• TASK: Scan the listing below for the word "Certs", then copy each line that has it.

• PROVIDED RECORDS:
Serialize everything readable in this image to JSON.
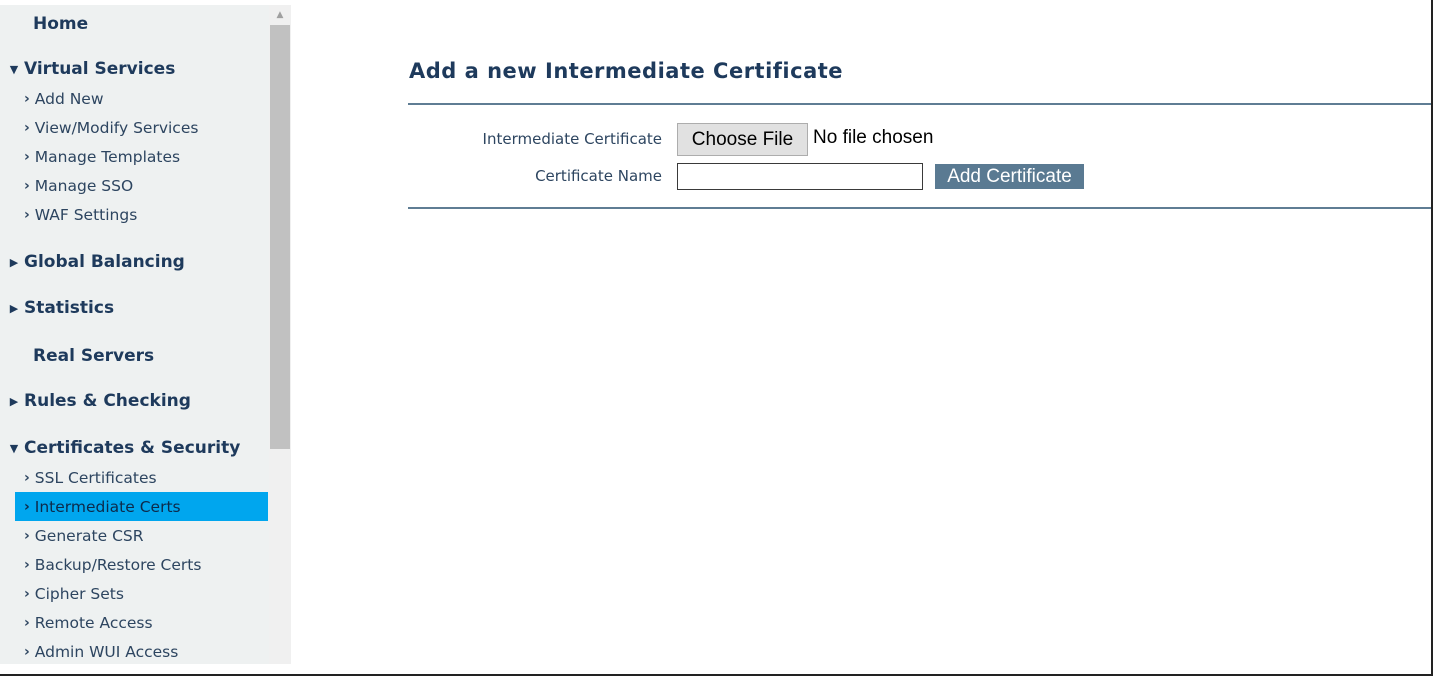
{
  "sidebar": {
    "home": "Home",
    "virtual_services": {
      "label": "Virtual Services",
      "items": [
        "Add New",
        "View/Modify Services",
        "Manage Templates",
        "Manage SSO",
        "WAF Settings"
      ]
    },
    "global_balancing": "Global Balancing",
    "statistics": "Statistics",
    "real_servers": "Real Servers",
    "rules_checking": "Rules & Checking",
    "certificates_security": {
      "label": "Certificates & Security",
      "items": [
        "SSL Certificates",
        "Intermediate Certs",
        "Generate CSR",
        "Backup/Restore Certs",
        "Cipher Sets",
        "Remote Access",
        "Admin WUI Access"
      ],
      "active_index": 1
    },
    "expanded_icon": "caret-down-icon",
    "collapsed_icon": "caret-right-icon",
    "item_icon": "chevron-right-icon"
  },
  "main": {
    "title": "Add a new Intermediate Certificate",
    "form": {
      "certificate_label": "Intermediate Certificate",
      "choose_file_label": "Choose File",
      "file_status": "No file chosen",
      "name_label": "Certificate Name",
      "name_value": "",
      "add_button_label": "Add Certificate"
    }
  },
  "colors": {
    "active_item": "#00a6ee",
    "nav_text": "#1e3a5c",
    "add_button": "#5a7a92",
    "rule": "#5f7d94",
    "sidebar_bg": "#eef1f1"
  }
}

• RESULT FOR THIS EXERCISE:
        "Intermediate Certs",
        "Backup/Restore Certs",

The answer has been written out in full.